▶ _TASK ITEM_
Below are some records. Pull every line that contains the word "screenshot".

---------- DATA LISTING ----------

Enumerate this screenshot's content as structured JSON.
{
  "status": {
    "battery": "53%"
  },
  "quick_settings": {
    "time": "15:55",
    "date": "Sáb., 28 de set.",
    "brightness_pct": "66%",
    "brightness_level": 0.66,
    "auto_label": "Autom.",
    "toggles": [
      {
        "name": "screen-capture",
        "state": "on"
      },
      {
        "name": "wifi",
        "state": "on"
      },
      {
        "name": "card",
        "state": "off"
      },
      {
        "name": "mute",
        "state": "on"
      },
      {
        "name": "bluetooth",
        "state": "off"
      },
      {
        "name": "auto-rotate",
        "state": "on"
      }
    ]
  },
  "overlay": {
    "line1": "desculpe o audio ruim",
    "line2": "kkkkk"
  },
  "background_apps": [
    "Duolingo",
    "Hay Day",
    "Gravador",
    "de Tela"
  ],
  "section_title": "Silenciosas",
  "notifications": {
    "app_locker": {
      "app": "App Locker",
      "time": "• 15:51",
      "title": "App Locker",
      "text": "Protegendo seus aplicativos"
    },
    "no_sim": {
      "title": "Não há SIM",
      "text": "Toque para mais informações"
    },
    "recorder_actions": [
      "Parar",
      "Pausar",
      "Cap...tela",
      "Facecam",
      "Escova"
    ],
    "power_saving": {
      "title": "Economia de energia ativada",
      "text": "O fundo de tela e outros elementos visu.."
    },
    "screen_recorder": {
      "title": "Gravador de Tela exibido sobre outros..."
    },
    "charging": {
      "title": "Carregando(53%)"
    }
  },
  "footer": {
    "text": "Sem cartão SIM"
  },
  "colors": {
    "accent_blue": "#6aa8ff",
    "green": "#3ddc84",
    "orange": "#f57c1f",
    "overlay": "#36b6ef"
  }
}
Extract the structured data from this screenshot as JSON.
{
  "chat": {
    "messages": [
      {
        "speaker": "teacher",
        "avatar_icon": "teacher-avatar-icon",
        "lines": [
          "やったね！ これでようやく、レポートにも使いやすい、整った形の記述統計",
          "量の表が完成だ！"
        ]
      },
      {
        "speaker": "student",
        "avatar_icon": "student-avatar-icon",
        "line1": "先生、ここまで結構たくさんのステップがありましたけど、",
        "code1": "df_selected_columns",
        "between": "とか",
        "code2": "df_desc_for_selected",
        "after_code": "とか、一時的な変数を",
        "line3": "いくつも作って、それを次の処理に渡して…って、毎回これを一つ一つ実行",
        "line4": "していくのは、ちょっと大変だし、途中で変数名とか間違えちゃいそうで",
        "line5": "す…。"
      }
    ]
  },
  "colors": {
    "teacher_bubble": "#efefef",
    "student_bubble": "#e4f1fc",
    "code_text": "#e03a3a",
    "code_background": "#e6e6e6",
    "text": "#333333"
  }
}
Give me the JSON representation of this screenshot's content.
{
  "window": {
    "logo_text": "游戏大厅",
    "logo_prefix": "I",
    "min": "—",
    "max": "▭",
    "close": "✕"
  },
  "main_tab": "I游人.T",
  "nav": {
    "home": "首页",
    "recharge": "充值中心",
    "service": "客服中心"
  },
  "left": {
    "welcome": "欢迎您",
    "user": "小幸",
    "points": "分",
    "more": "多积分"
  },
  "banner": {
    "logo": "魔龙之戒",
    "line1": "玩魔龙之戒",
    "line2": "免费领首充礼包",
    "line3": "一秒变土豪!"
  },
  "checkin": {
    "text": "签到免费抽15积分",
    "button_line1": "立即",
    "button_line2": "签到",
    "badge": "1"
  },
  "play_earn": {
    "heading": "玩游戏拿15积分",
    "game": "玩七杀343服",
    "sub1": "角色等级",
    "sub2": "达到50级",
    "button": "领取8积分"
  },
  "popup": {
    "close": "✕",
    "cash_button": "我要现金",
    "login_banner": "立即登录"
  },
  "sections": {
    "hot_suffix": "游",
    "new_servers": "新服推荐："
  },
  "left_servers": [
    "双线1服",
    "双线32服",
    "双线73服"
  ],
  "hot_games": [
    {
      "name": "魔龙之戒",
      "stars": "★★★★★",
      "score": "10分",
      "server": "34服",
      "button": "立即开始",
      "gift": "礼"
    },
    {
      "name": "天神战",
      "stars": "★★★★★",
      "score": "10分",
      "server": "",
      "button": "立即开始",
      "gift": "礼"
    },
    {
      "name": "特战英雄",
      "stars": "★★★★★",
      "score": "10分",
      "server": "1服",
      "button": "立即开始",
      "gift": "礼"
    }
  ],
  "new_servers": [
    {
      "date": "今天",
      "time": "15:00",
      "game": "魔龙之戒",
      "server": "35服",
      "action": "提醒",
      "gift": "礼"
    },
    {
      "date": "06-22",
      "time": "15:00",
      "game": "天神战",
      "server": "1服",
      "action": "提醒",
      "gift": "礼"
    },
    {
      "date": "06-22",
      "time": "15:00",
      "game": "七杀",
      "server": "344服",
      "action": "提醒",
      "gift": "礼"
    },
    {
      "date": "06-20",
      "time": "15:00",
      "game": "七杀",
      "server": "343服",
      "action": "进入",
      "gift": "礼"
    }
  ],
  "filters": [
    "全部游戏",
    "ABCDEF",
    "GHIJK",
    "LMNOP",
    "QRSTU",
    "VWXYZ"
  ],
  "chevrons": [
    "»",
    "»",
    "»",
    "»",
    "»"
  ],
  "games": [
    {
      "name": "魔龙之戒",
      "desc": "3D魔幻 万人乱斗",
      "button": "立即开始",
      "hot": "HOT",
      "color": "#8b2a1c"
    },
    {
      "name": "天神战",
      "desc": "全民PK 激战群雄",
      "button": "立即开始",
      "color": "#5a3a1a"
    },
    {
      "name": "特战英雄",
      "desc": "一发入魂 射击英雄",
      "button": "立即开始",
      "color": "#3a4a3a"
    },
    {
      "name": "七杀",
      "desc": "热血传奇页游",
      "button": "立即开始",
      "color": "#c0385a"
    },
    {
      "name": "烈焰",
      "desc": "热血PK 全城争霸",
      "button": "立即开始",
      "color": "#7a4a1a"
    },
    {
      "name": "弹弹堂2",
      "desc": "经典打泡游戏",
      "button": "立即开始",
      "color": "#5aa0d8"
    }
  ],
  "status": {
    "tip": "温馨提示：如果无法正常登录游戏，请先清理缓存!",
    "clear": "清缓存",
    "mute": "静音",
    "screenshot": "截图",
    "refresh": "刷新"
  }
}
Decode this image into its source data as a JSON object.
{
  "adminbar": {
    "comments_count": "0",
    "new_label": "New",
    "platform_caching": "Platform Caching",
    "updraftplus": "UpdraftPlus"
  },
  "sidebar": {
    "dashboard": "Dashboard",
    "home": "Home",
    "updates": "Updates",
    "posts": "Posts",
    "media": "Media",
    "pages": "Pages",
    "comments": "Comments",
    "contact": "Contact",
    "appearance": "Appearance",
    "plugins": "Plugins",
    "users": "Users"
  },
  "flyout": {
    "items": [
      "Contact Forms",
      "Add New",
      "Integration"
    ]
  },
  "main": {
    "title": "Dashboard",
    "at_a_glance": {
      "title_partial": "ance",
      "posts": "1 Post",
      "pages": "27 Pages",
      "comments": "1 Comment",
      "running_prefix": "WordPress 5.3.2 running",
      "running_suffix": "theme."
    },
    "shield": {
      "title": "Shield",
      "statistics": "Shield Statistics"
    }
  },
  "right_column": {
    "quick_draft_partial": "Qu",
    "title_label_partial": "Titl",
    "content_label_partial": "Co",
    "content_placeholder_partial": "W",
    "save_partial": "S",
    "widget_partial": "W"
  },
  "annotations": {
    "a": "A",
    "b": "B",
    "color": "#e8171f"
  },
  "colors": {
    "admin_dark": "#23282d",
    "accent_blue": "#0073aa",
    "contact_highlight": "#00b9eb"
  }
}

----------

▶ _TASK RESPONSE_
Enumerate this screenshot's content as structured JSON.
Extract the structured data from this screenshot as JSON.
Give me the JSON representation of this screenshot's content.
    "screenshot": "截图",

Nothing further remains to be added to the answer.